5. Steve Jones
At public lectures, Jones has been noted to state that he is ‘the biologist they call when Richard Dawkins isn’t available’. He may make the comment in jest, but Jones is a celebrated and well-known biologist in his own right. He held the prestigious position of the Department of Genetics, Evolution and Environment at University College London. He has been awarded the Michael Faraday prize for his contribution to science and public engagement. Notable works include Language of the Genes and Y: The Descent of Men.
6. Lynn Margulis
The origin of life from single celled to multi celled organisms, and whether plants, fungi and animals all share a common ancestor was a hypothesis with little actual supporting evidence until Margulis began her work into Protists (a form of eukaryote). Her seminal work The Origin of Mitosing Eukaryotic Cells was initially rejected by 15 different journals (mostly because it held to theories of symbiosis that had fallen out of fashion) but was eventually published by The Journal of Theoretical Biology and became an important paper in the study of multi-celled life
7. Francis Collins
Collins is largely at loggerheads with the rest of the research community because of his insistence on the existence of a supreme creator. He believes that religion and science can overlap; he has been an outspoken critic of both Young Earth Creationism and of Intelligent Design though ‘ opting for ‘theistic evolution’, the generally accepted position of global churches. In his professional career, Collins discovered many disease genes and contributed much to the Human Genome Project and oversaw the final stages of research
8. Stephen Jay Gould
Stephen Jay Gould stands as a giant in the world of popular science writing. He was a palaeontologist, evolutionary biologist and commentator on science history. He spent most of his career as a lecturer at Harvard. He was the first to term the phrase ‘punctuated equilibrium’, the idea that most evolutionary developments are signified by long periods of stability with rare occurrences of new species branching out. He came in for some criticism with the idea that religion and science were ‘non-overlapping magisteria’ ‘ that they occupied different realms and need never clash
9. Ernst Haeckel
One of Charles Darwin’s greatest supporters was this naturalist and artist.
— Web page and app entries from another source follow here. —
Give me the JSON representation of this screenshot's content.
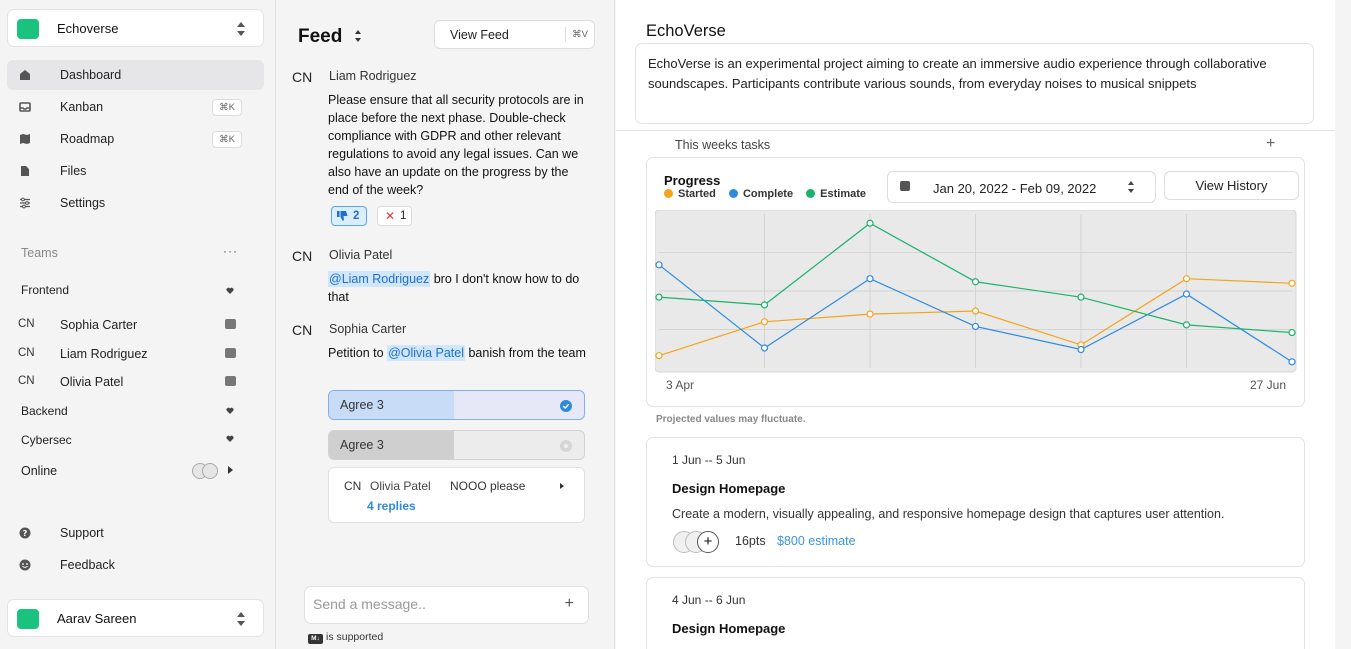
{
  "workspace": {
    "name": "Echoverse",
    "logo_color": "#19c37d"
  },
  "nav": [
    {
      "label": "Dashboard",
      "icon": "home-icon",
      "active": true
    },
    {
      "label": "Kanban",
      "icon": "inbox-icon",
      "shortcut": "⌘K"
    },
    {
      "label": "Roadmap",
      "icon": "map-icon",
      "shortcut": "⌘K"
    },
    {
      "label": "Files",
      "icon": "file-icon"
    },
    {
      "label": "Settings",
      "icon": "sliders-icon"
    }
  ],
  "teams": {
    "header": "Teams",
    "more": "···",
    "frontend": "Frontend",
    "members": [
      {
        "initials": "CN",
        "name": "Sophia Carter"
      },
      {
        "initials": "CN",
        "name": "Liam Rodriguez"
      },
      {
        "initials": "CN",
        "name": "Olivia Patel"
      }
    ],
    "backend": "Backend",
    "cybersec": "Cybersec",
    "online": "Online"
  },
  "bottom_nav": [
    {
      "label": "Support",
      "icon": "help-icon"
    },
    {
      "label": "Feedback",
      "icon": "smile-icon"
    }
  ],
  "user": {
    "name": "Aarav Sareen",
    "avatar_color": "#19c37d"
  },
  "feed": {
    "title": "Feed",
    "view_button": "View Feed",
    "view_shortcut": "⌘V",
    "posts": [
      {
        "initials": "CN",
        "author": "Liam Rodriguez",
        "body": "Please ensure that all security protocols are in place before the next phase. Double-check compliance with GDPR and other relevant regulations to avoid any legal issues. Can we also have an update on the progress by the end of the week?",
        "reactions": {
          "thumbs_down": "2",
          "cross": "1"
        }
      },
      {
        "initials": "CN",
        "author": "Olivia Patel",
        "mention": "@Liam Rodriguez",
        "body": " bro I don't know how to do that"
      },
      {
        "initials": "CN",
        "author": "Sophia Carter",
        "body_prefix": "Petition to ",
        "mention": "@Olivia Patel",
        "body_suffix": " banish from the team",
        "poll": [
          {
            "label": "Agree 3",
            "fraction": 0.49,
            "selected": true
          },
          {
            "label": "Agree 3",
            "fraction": 0.49,
            "selected": false
          }
        ],
        "thread": {
          "initials": "CN",
          "author": "Olivia Patel",
          "message": "NOOO please",
          "replies": "4 replies"
        }
      }
    ],
    "message_placeholder": "Send a message..",
    "markdown_badge": "M↓",
    "markdown_note": "is supported"
  },
  "project": {
    "title": "EchoVerse",
    "description": "EchoVerse is an experimental project aiming to create an immersive audio experience through collaborative soundscapes. Participants contribute various sounds, from everyday noises to musical snippets",
    "tasks_label": "This weeks tasks",
    "note": "Projected values may fluctuate."
  },
  "chart_data": {
    "type": "line",
    "title": "Progress",
    "date_range": "Jan 20, 2022 - Feb 09, 2022",
    "history_button": "View History",
    "x_start_label": "3 Apr",
    "x_end_label": "27 Jun",
    "grid": true,
    "legend_position": "top-left",
    "ylim": [
      0,
      1
    ],
    "series": [
      {
        "name": "Started",
        "color": "#f5a31a",
        "values": [
          0.08,
          0.3,
          0.35,
          0.37,
          0.15,
          0.58,
          0.55
        ]
      },
      {
        "name": "Complete",
        "color": "#2d8ae0",
        "values": [
          0.67,
          0.13,
          0.58,
          0.27,
          0.12,
          0.48,
          0.04
        ]
      },
      {
        "name": "Estimate",
        "color": "#19b26b",
        "values": [
          0.46,
          0.41,
          0.94,
          0.56,
          0.46,
          0.28,
          0.23
        ]
      }
    ]
  },
  "tasks": [
    {
      "dates": "1 Jun -- 5 Jun",
      "title": "Design Homepage",
      "description": "Create a modern, visually appealing, and responsive homepage design that captures user attention.",
      "points": "16pts",
      "estimate": "$800 estimate",
      "add": "+"
    },
    {
      "dates": "4 Jun -- 6 Jun",
      "title": "Design Homepage"
    }
  ]
}
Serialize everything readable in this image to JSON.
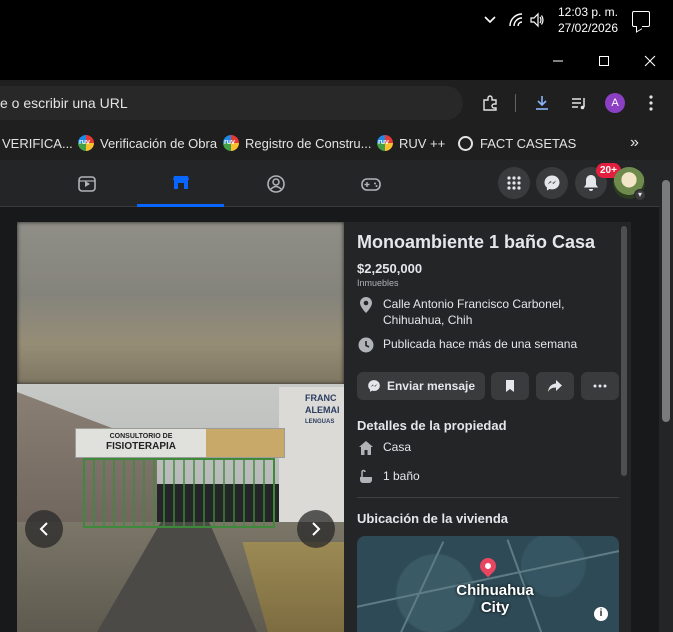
{
  "system_tray": {
    "time": "12:03 p. m.",
    "date": "27/02/2026"
  },
  "browser": {
    "omnibox_text": "e o escribir una URL",
    "profile_initial": "A",
    "bookmarks": [
      {
        "label": "VERIFICA...",
        "icon": "ruv-icon"
      },
      {
        "label": "Verificación de Obra",
        "icon": "ruv-icon"
      },
      {
        "label": "Registro de Constru...",
        "icon": "ruv-icon"
      },
      {
        "label": "RUV ++",
        "icon": "ruv-icon"
      },
      {
        "label": "FACT CASETAS",
        "icon": "globe-icon"
      }
    ],
    "more_bookmarks": "»"
  },
  "facebook": {
    "notification_badge": "20+",
    "accent_color": "#0866ff"
  },
  "listing": {
    "title": "Monoambiente 1 baño Casa",
    "price": "$2,250,000",
    "category": "Inmuebles",
    "address_line1": "Calle Antonio Francisco Carbonel,",
    "address_line2": "Chihuahua, Chih",
    "published": "Publicada hace más de una semana",
    "message_button": "Enviar mensaje",
    "details_heading": "Detalles de la propiedad",
    "property_type": "Casa",
    "bathrooms": "1 baño",
    "location_heading": "Ubicación de la vivienda",
    "map_city_line1": "Chihuahua",
    "map_city_line2": "City"
  },
  "photo": {
    "sign_line1": "CONSULTORIO DE",
    "sign_line2": "FISIOTERAPIA",
    "building_text_1": "FRANC",
    "building_text_2": "ALEMAI",
    "building_text_3": "LENGUAS"
  }
}
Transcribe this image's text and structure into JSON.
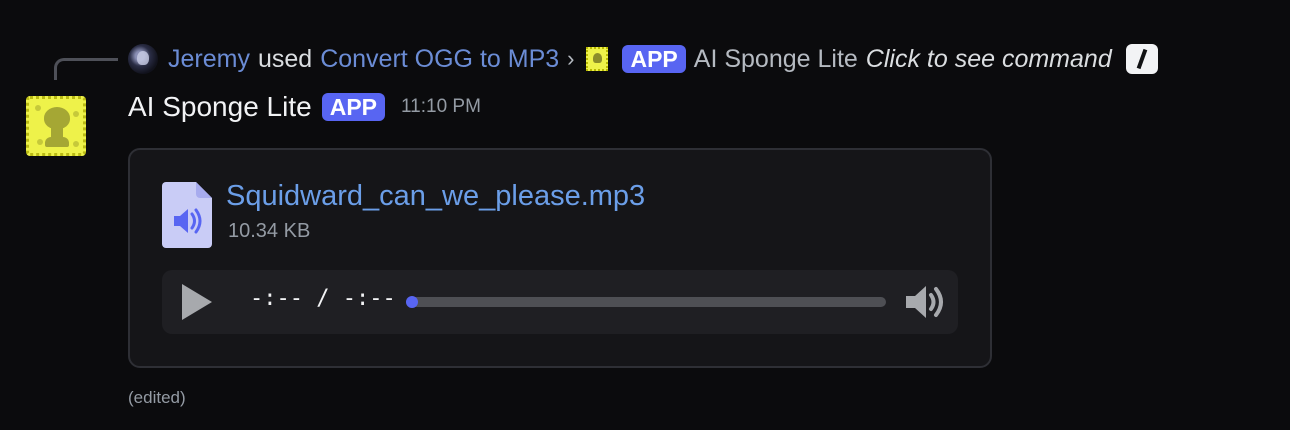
{
  "command_header": {
    "user_name": "Jeremy",
    "used_text": "used",
    "command_name": "Convert OGG to MP3",
    "chevron": "›",
    "badge": "APP",
    "bot_name": "AI Sponge Lite",
    "click_hint": "Click to see command"
  },
  "message": {
    "author": "AI Sponge Lite",
    "badge": "APP",
    "timestamp": "11:10 PM",
    "edited_label": "(edited)"
  },
  "attachment": {
    "file_name": "Squidward_can_we_please.mp3",
    "file_size": "10.34 KB",
    "icon": "audio-file-icon",
    "player": {
      "time_display": "-:-- / -:--",
      "progress": 0,
      "play_icon": "play-icon",
      "volume_icon": "volume-icon"
    }
  },
  "colors": {
    "background": "#0b0b0d",
    "accent": "#5865f2",
    "link": "#6b8cd5",
    "file_link": "#6b9ee8",
    "muted": "#949ba4"
  }
}
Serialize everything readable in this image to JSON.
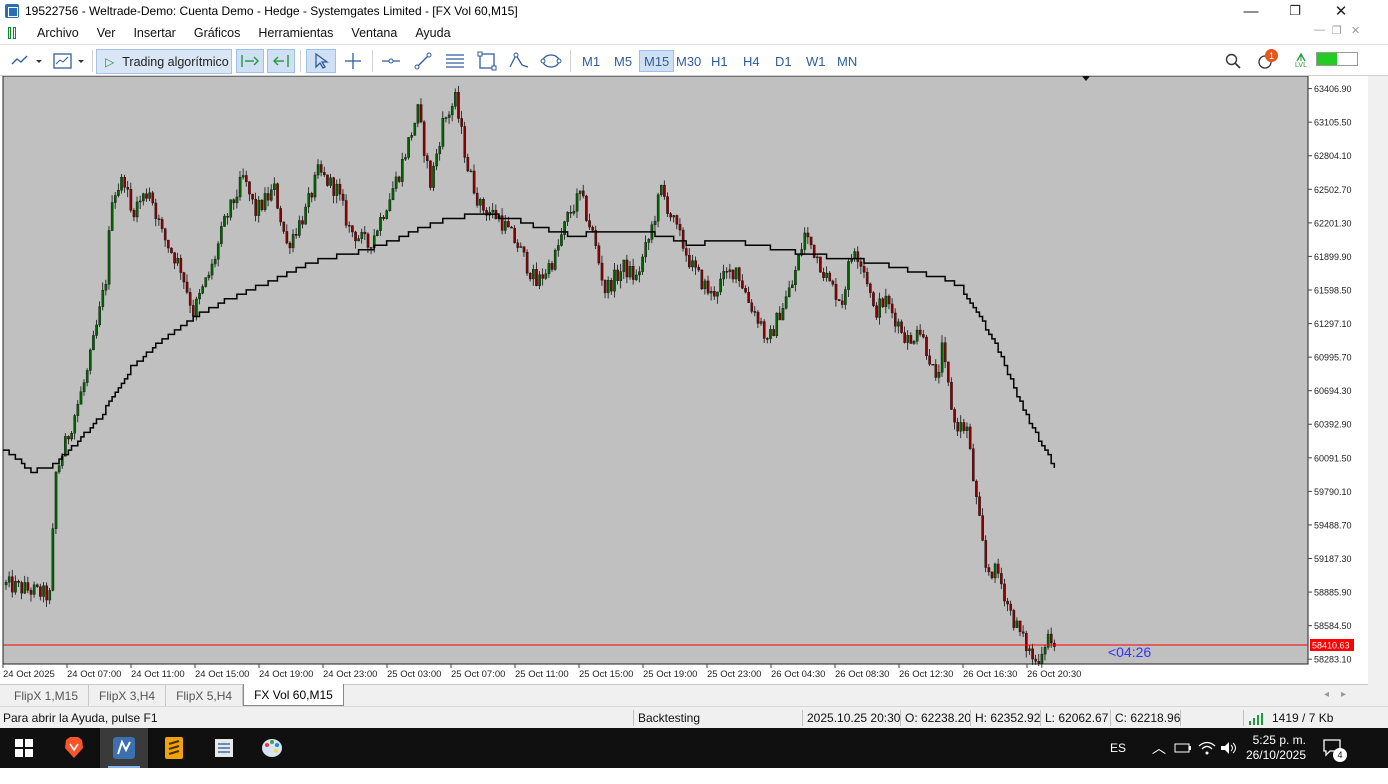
{
  "window": {
    "title": "19522756 - Weltrade-Demo: Cuenta Demo - Hedge - Systemgates Limited - [FX Vol 60,M15]",
    "minimize": "—",
    "maximize": "❐",
    "close": "✕"
  },
  "menu": {
    "items": [
      "Archivo",
      "Ver",
      "Insertar",
      "Gráficos",
      "Herramientas",
      "Ventana",
      "Ayuda"
    ]
  },
  "toolbar": {
    "algo_trading_label": "Trading algorítmico",
    "timeframes": [
      "M1",
      "M5",
      "M15",
      "M30",
      "H1",
      "H4",
      "D1",
      "W1",
      "MN"
    ],
    "selected_timeframe": "M15",
    "notification_count": "1",
    "connection_icon_label": "LVL"
  },
  "chart": {
    "background": "#c0c0c0",
    "bull_color": "#006400",
    "bear_color": "#8b0000",
    "ma_color": "#000000",
    "bid_line_color": "#ff0000",
    "current_price_label": "58410.63",
    "countdown": "<04:26",
    "countdown_color": "#3333ff"
  },
  "chart_data": {
    "type": "candlestick",
    "symbol": "FX Vol 60",
    "timeframe": "M15",
    "y_ticks": [
      "63406.90",
      "63105.50",
      "62804.10",
      "62502.70",
      "62201.30",
      "61899.90",
      "61598.50",
      "61297.10",
      "60995.70",
      "60694.30",
      "60392.90",
      "60091.50",
      "59790.10",
      "59488.70",
      "59187.30",
      "58885.90",
      "58584.50",
      "58283.10"
    ],
    "x_ticks": [
      "24 Oct 2025",
      "24 Oct 07:00",
      "24 Oct 11:00",
      "24 Oct 15:00",
      "24 Oct 19:00",
      "24 Oct 23:00",
      "25 Oct 03:00",
      "25 Oct 07:00",
      "25 Oct 11:00",
      "25 Oct 15:00",
      "25 Oct 19:00",
      "25 Oct 23:00",
      "26 Oct 04:30",
      "26 Oct 08:30",
      "26 Oct 12:30",
      "26 Oct 16:30",
      "26 Oct 20:30"
    ],
    "ylim": [
      58240,
      63520
    ],
    "close_path": [
      [
        0,
        58950
      ],
      [
        8,
        58900
      ],
      [
        14,
        58850
      ],
      [
        16,
        59950
      ],
      [
        20,
        60300
      ],
      [
        26,
        60850
      ],
      [
        30,
        61400
      ],
      [
        32,
        61700
      ],
      [
        34,
        62450
      ],
      [
        38,
        62600
      ],
      [
        40,
        62300
      ],
      [
        46,
        62500
      ],
      [
        50,
        62100
      ],
      [
        56,
        61800
      ],
      [
        60,
        61400
      ],
      [
        66,
        61800
      ],
      [
        70,
        62200
      ],
      [
        76,
        62600
      ],
      [
        80,
        62300
      ],
      [
        86,
        62500
      ],
      [
        90,
        62000
      ],
      [
        96,
        62300
      ],
      [
        100,
        62650
      ],
      [
        106,
        62500
      ],
      [
        110,
        62150
      ],
      [
        116,
        62000
      ],
      [
        118,
        62100
      ],
      [
        126,
        62650
      ],
      [
        132,
        63200
      ],
      [
        136,
        62550
      ],
      [
        140,
        63100
      ],
      [
        144,
        63300
      ],
      [
        148,
        62700
      ],
      [
        152,
        62350
      ],
      [
        158,
        62250
      ],
      [
        164,
        62000
      ],
      [
        170,
        61650
      ],
      [
        176,
        61900
      ],
      [
        180,
        62250
      ],
      [
        184,
        62450
      ],
      [
        188,
        62100
      ],
      [
        192,
        61600
      ],
      [
        198,
        61800
      ],
      [
        202,
        61700
      ],
      [
        206,
        62050
      ],
      [
        210,
        62500
      ],
      [
        214,
        62200
      ],
      [
        220,
        61800
      ],
      [
        226,
        61550
      ],
      [
        230,
        61700
      ],
      [
        234,
        61800
      ],
      [
        238,
        61500
      ],
      [
        242,
        61300
      ],
      [
        244,
        61100
      ],
      [
        248,
        61400
      ],
      [
        252,
        61650
      ],
      [
        256,
        62100
      ],
      [
        260,
        61900
      ],
      [
        264,
        61650
      ],
      [
        268,
        61500
      ],
      [
        270,
        61800
      ],
      [
        272,
        62000
      ],
      [
        276,
        61700
      ],
      [
        278,
        61400
      ],
      [
        282,
        61500
      ],
      [
        286,
        61300
      ],
      [
        290,
        61100
      ],
      [
        292,
        61300
      ],
      [
        294,
        61150
      ],
      [
        296,
        61000
      ],
      [
        298,
        60750
      ],
      [
        300,
        61050
      ],
      [
        304,
        60400
      ],
      [
        308,
        60350
      ],
      [
        310,
        59900
      ],
      [
        312,
        59500
      ],
      [
        314,
        59100
      ],
      [
        318,
        59050
      ],
      [
        322,
        58700
      ],
      [
        326,
        58450
      ],
      [
        330,
        58250
      ],
      [
        334,
        58500
      ],
      [
        336,
        58350
      ]
    ],
    "ma_path": [
      [
        0,
        60150
      ],
      [
        8,
        59970
      ],
      [
        14,
        60000
      ],
      [
        20,
        60160
      ],
      [
        30,
        60450
      ],
      [
        40,
        60900
      ],
      [
        50,
        61150
      ],
      [
        60,
        61350
      ],
      [
        70,
        61500
      ],
      [
        80,
        61620
      ],
      [
        90,
        61750
      ],
      [
        100,
        61870
      ],
      [
        110,
        61920
      ],
      [
        120,
        62000
      ],
      [
        132,
        62140
      ],
      [
        142,
        62240
      ],
      [
        152,
        62280
      ],
      [
        162,
        62240
      ],
      [
        172,
        62150
      ],
      [
        182,
        62080
      ],
      [
        192,
        62130
      ],
      [
        202,
        62130
      ],
      [
        212,
        62070
      ],
      [
        220,
        62000
      ],
      [
        230,
        62050
      ],
      [
        240,
        62000
      ],
      [
        250,
        61950
      ],
      [
        262,
        61900
      ],
      [
        272,
        61870
      ],
      [
        282,
        61820
      ],
      [
        292,
        61760
      ],
      [
        300,
        61700
      ],
      [
        306,
        61620
      ],
      [
        312,
        61360
      ],
      [
        318,
        61050
      ],
      [
        324,
        60650
      ],
      [
        330,
        60300
      ],
      [
        336,
        60000
      ]
    ],
    "current_price": 58410.63
  },
  "tabs": [
    {
      "label": "FlipX 1,M15",
      "active": false
    },
    {
      "label": "FlipX 3,H4",
      "active": false
    },
    {
      "label": "FlipX 5,H4",
      "active": false
    },
    {
      "label": "FX Vol 60,M15",
      "active": true
    }
  ],
  "status": {
    "help": "Para abrir la Ayuda, pulse F1",
    "mode": "Backtesting",
    "datetime": "2025.10.25 20:30",
    "open": "O: 62238.20",
    "high": "H: 62352.92",
    "low": "L: 62062.67",
    "close": "C: 62218.96",
    "traffic": "1419 / 7 Kb"
  },
  "taskbar": {
    "language": "ES",
    "time": "5:25 p. m.",
    "date": "26/10/2025",
    "notifications": "4"
  }
}
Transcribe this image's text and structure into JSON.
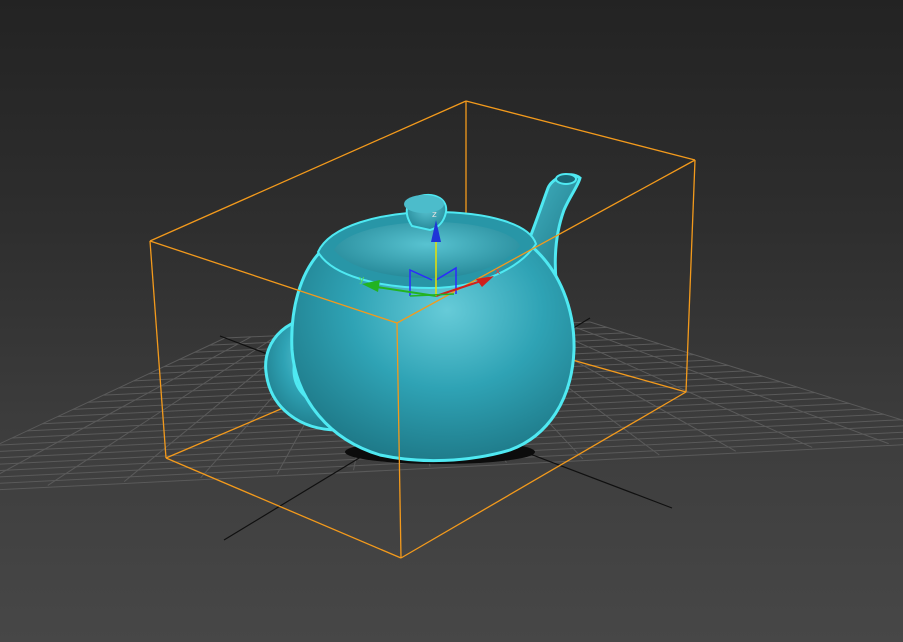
{
  "viewport": {
    "background_top": "#232323",
    "background_bottom": "#474747"
  },
  "object": {
    "name": "teapot",
    "color": "#2fa3b5",
    "outline_color": "#4fe9f2",
    "selected": true
  },
  "bounding_box": {
    "color": "#f39a1c"
  },
  "grid": {
    "line_color": "#5a5a5a",
    "axis_color": "#101010"
  },
  "gizmo": {
    "x_label": "x",
    "y_label": "y",
    "z_label": "z",
    "x_color": "#d0201c",
    "y_color": "#22b322",
    "z_color": "#1f35d8",
    "plane_color": "#2a2aff"
  }
}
During his life he discovered and named thousands of new species, mapped the first genealogical tree linking all species (a remarkable achievement considering the limited information of his time). He is most famous for his highly detailed sketches of a wide range of animal and plant species under ‘Art Forms of Nature’. Haeckel was particularly notable for suggesting that all human ‘races’ had evolved from common ancestors who did not have speech whereas creationist thinking was that the human races were created separately.
10. Nicole King
Some of the most important discoveries are made with the smallest organisms on Earth. Though the biggest discoveries that make it into newspapers tend to centre on new organisms or ancestor species, Franklin has made and continues to make some ground-breaking discoveries on the evolutionary transition from single cell to multi-celled organisms. King identified choanoflagellates (colonial eukaryotes that are the closest living thing to all living animals) as the most important step in answering questions about the rise of multi-celled organisms. King is considered one of the world’s most important evolutionary biologists
It isn’t just through the big discoveries such as though above that names are made. Some like Nicole King whose work on the smallest living species can end up opening up a whole new world of science. Despite the media’s fascination with the really big stories, it is often in these small labs dealing with otherwise microscopic life forms where most of the big discoveries are made.